Dr. Sundaram explained that she specializes in all the blood vessels in the body except the heart and the brain. Leg pain is not always a vein or artery issue. She then listed common leg complaints that include peripheral arterial disease and peripheral venous insufficiency. She noted that a common complaint is that a person says her leg hurts every time she walks more than two blocks and the pain is a cramping pain in the calf that improves with rest. This, she said, can be vascular pain. On the other hand, pain in the knee, hip, or foot – or a grinding or grating sensation or stiffness or swelling that improves with rest and is worse when using the joint – is not a vascular problem.
Peripheral arterial disease affects ten million people. The incidence increases with age, high cholesterol, hypertension, diabetes, obesity, smoking, or genetic causes. It can lead to limb loss, stroke, or kidney failure. It creates significant disability, the need for long-term care, or even death. It needs to be diagnosed quickly so that it doesn’t worsen.
She explained the source of arterial disease. As we age, arteries can build plaque, or this can occur with diabetes or high cholesterol. The artery grows narrow or stiff like when a lane on a highway is blocked. The first stage is that there is reproducible pain when you start moving. If it goes untreated, it can progress to pain even at rest, and it can lead to gangrene, leg loss, etc.
When there is pain in joints that worsens after using the joint, this could be arthritis. In arthritis, pain is specific to the joint.
There are different types of arthritis, so you need to see your primary care physician first. Then you may need to see an orthopedic specialist or rheumatologist. She then explained diagnostic tests.
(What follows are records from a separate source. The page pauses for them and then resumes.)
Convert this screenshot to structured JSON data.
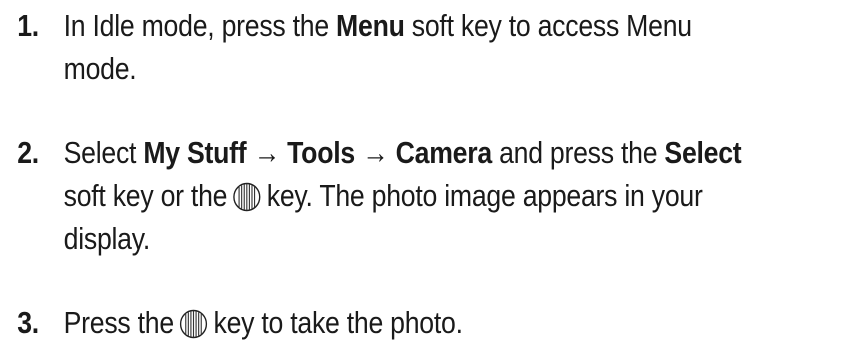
{
  "steps": [
    {
      "number": "1.",
      "line1_a": "In Idle mode, press the ",
      "line1_b": "Menu",
      "line1_c": " soft key to access Menu",
      "line2": "mode."
    },
    {
      "number": "2.",
      "line1_a": "Select ",
      "line1_b": "My Stuff",
      "arrow1": " → ",
      "line1_c": "Tools",
      "arrow2": " → ",
      "line1_d": "Camera",
      "line1_e": " and press the ",
      "line1_f": "Select",
      "line2_a": "soft key or the",
      "line2_b": "key. The photo image appears in your",
      "line3": "display."
    },
    {
      "number": "3.",
      "line1_a": "Press the",
      "line1_b": "key to take the photo."
    }
  ],
  "icons": {
    "key": "center-select-key-icon"
  }
}
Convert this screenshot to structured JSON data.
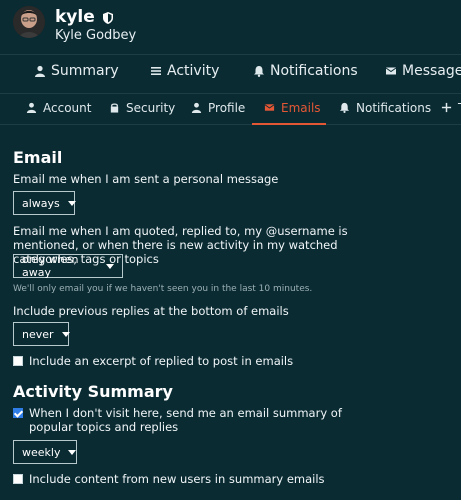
{
  "user": {
    "username": "kyle",
    "fullname": "Kyle Godbey"
  },
  "nav": {
    "items": [
      {
        "label": "Summary",
        "icon": "user-icon"
      },
      {
        "label": "Activity",
        "icon": "stream-icon"
      },
      {
        "label": "Notifications",
        "icon": "bell-icon"
      },
      {
        "label": "Messages",
        "icon": "envelope-icon"
      }
    ]
  },
  "subnav": {
    "items": [
      {
        "label": "Account",
        "icon": "user-icon"
      },
      {
        "label": "Security",
        "icon": "lock-icon"
      },
      {
        "label": "Profile",
        "icon": "user-icon"
      },
      {
        "label": "Emails",
        "icon": "envelope-icon",
        "active": true
      },
      {
        "label": "Notifications",
        "icon": "bell-icon"
      },
      {
        "label": "T",
        "icon": "plus-icon"
      }
    ]
  },
  "email_section": {
    "title": "Email",
    "pm_label": "Email me when I am sent a personal message",
    "pm_value": "always",
    "quoted_label": "Email me when I am quoted, replied to, my @username is mentioned, or when there is new activity in my watched categories, tags or topics",
    "quoted_value": "only when away",
    "quoted_hint": "We'll only email you if we haven't seen you in the last 10 minutes.",
    "prev_label": "Include previous replies at the bottom of emails",
    "prev_value": "never",
    "excerpt_label": "Include an excerpt of replied to post in emails",
    "excerpt_checked": false
  },
  "activity_section": {
    "title": "Activity Summary",
    "summary_label": "When I don't visit here, send me an email summary of popular topics and replies",
    "summary_checked": true,
    "freq_value": "weekly",
    "new_users_label": "Include content from new users in summary emails",
    "new_users_checked": false
  },
  "colors": {
    "background": "#0b2b33",
    "accent": "#e45735",
    "checkbox_checked": "#2f7ee8"
  }
}
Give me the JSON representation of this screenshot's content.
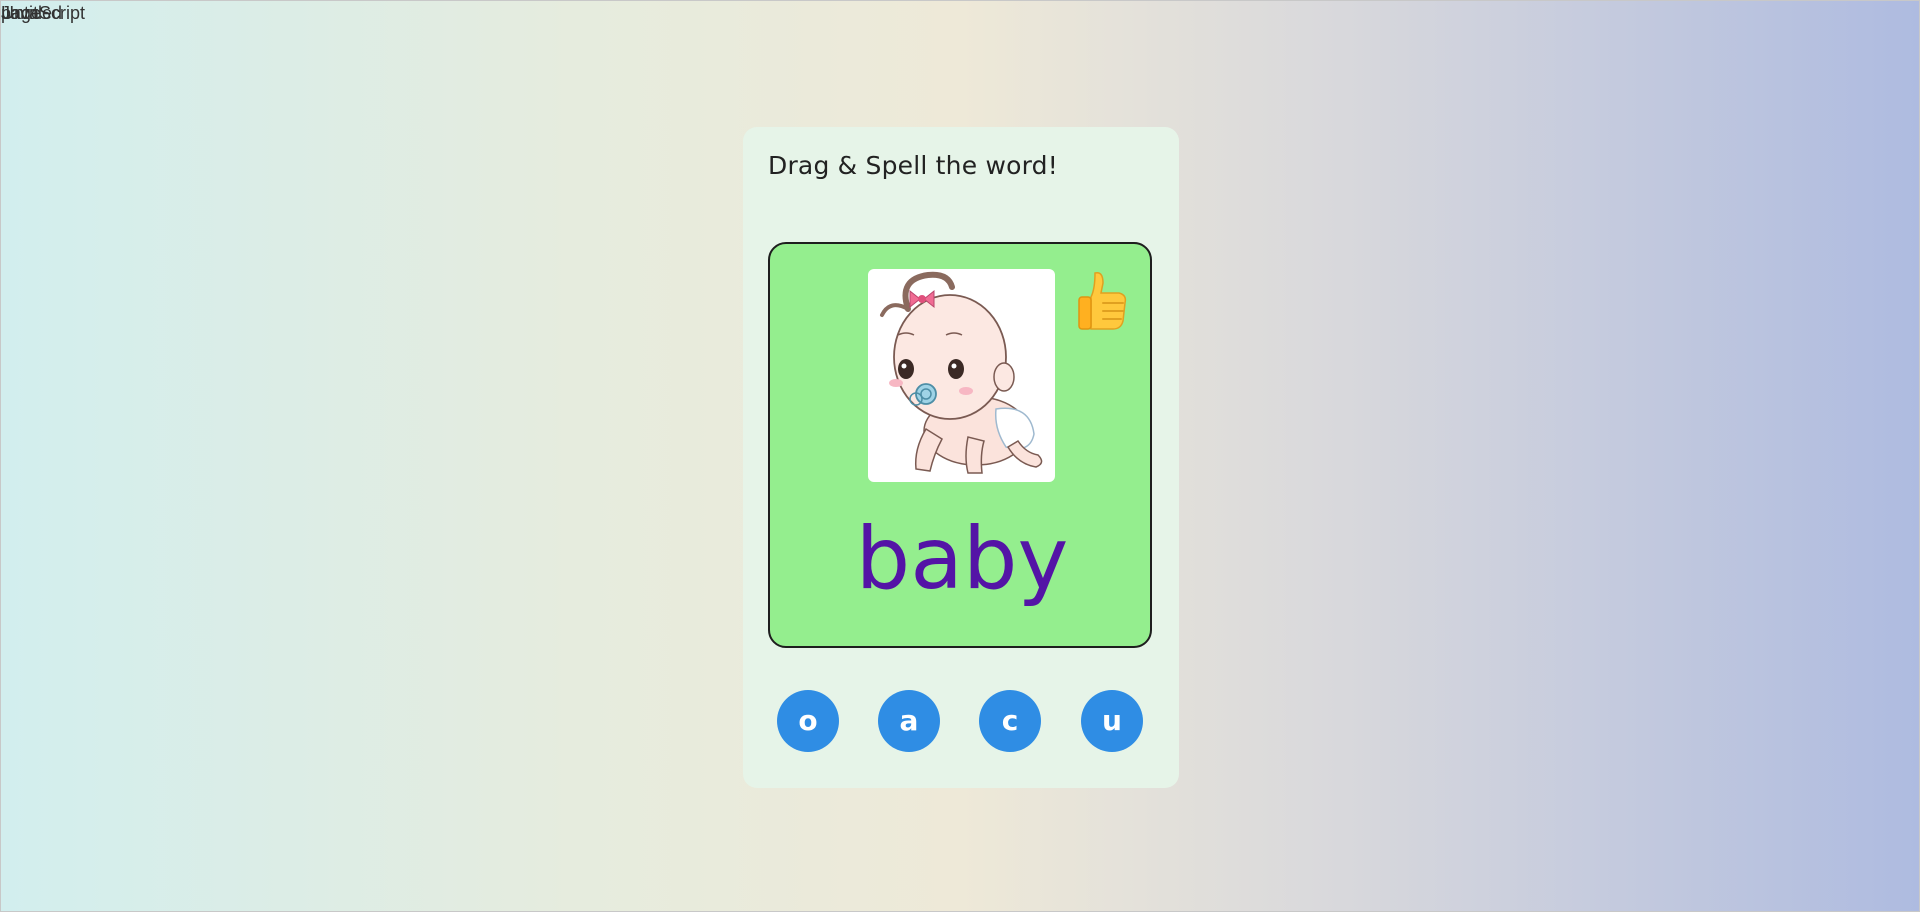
{
  "header_labels": [
    "Untitled",
    "page",
    "JavaScript"
  ],
  "game": {
    "instruction": "Drag & Spell the word!",
    "word": "baby",
    "picture_icon": "crawling-baby-illustration",
    "feedback_icon": "thumbs-up-icon",
    "letters": [
      "o",
      "a",
      "c",
      "u"
    ]
  },
  "colors": {
    "card_background": "#94ee8e",
    "panel_background": "#e6f4e8",
    "word_color": "#5414a6",
    "tile_color": "#2f8de4"
  }
}
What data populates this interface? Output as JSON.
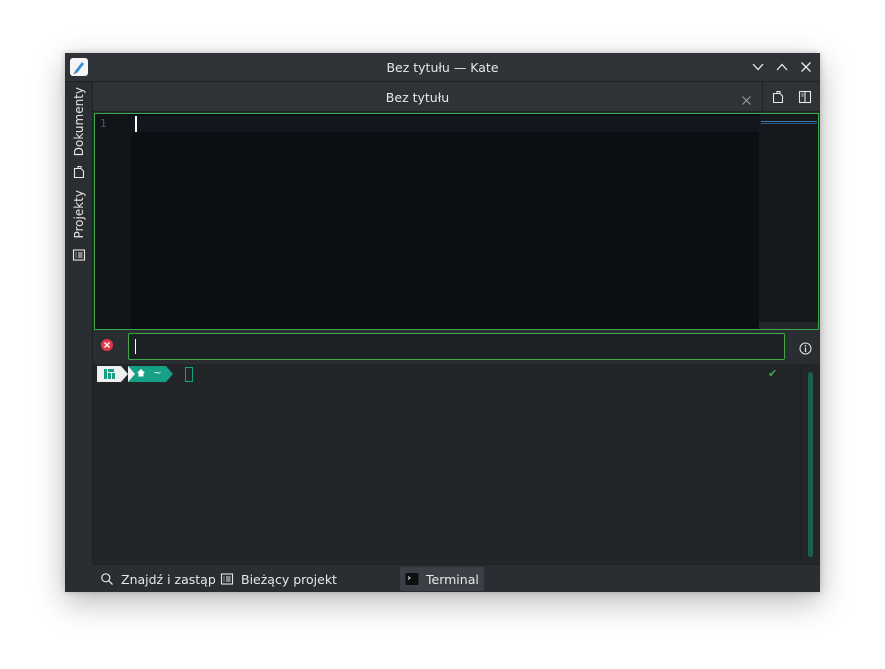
{
  "window": {
    "title": "Bez tytułu — Kate",
    "app_icon": "kate-pen-icon",
    "controls": [
      "minimize-icon",
      "maximize-icon",
      "close-icon"
    ]
  },
  "left_sidebar": {
    "items": [
      {
        "label": "Dokumenty",
        "icon": "document-icon"
      },
      {
        "label": "Projekty",
        "icon": "project-list-icon"
      }
    ]
  },
  "document_tab": {
    "label": "Bez tytułu",
    "close_icon": "close-icon",
    "actions": [
      "new-document-icon",
      "split-view-icon"
    ]
  },
  "editor": {
    "line_numbers": [
      "1"
    ],
    "content": ""
  },
  "command_bar": {
    "value": "",
    "close_icon": "error-close-icon",
    "info_icon": "info-icon"
  },
  "terminal": {
    "os_icon": "manjaro-logo-icon",
    "home_icon": "home-icon",
    "dir": "~",
    "status": "✔"
  },
  "bottom_tabs": [
    {
      "label": "Znajdź i zastąp",
      "icon": "search-icon",
      "active": false
    },
    {
      "label": "Bieżący projekt",
      "icon": "project-list-icon",
      "active": false
    },
    {
      "label": "Terminal",
      "icon": "terminal-icon",
      "active": true
    }
  ],
  "colors": {
    "accent_green": "#3daa4a",
    "terminal_teal": "#16a085",
    "window_bg": "#2a2e32",
    "editor_bg": "#0b0e13"
  }
}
The doctor looks at pulse volume recordings, viewing blood flow volume at each section of the leg and comparing it to blood pressure. This way, the doctor can predict disease by a change in the pressures. Noninvasive tests can be conducted in the doctor’s office without needles or radiation. Ultrasound can also be used. With ultrasound, the technician can see where the blockage is and how much it is blocked.
CT and CTA scans can provide a lot of information and they employ radiation and an IV. This information helps because the doctor can see other structures and they can see what else is happening in that area. An MRI uses dye and it can determine any issues with the kidneys.
There are also invasive diagnostic tools such as catheterization. One of the main treatments is angiogram. In PAD (peripheral artery disease), angiogram treatment is used, where the artery is opened with a balloon, or a stent is put inside if the balloon is not enough. The goal of this treatment is to increase blood flow as much as possible through normal channels.
The next common complaint is when someone says her leg hurts all the time. The doctor will ask the patient to describe the pain and the position that alleviates it. Sharp constant pain, and if the foot is pale or has coolness, or numbness working its way up the leg, could be vascular. With a vascular problem, dangling feet makes it better.
The problem may be neuropathic if the pain is a dull sharp pain and there is no change in color, or if the pain is better lying flat on your back or worse sitting in a chair.
Acute ischemia happens suddenly. It can be due to acute occlusion of blood vessels if the foot turns pale and it’s not cellulitis or an infection. PAD doesn’t affect the hands as much as the legs because there are more blood vessels feeding the arms and hands.
She explained that the doctor can do bypass surgery on the legs just as it is done on the heart. She explained leg problems involving the veins, as well. The lecture ended with a question-and-answer session.
Everyone left very well informed about leg problems.
By Susie Garber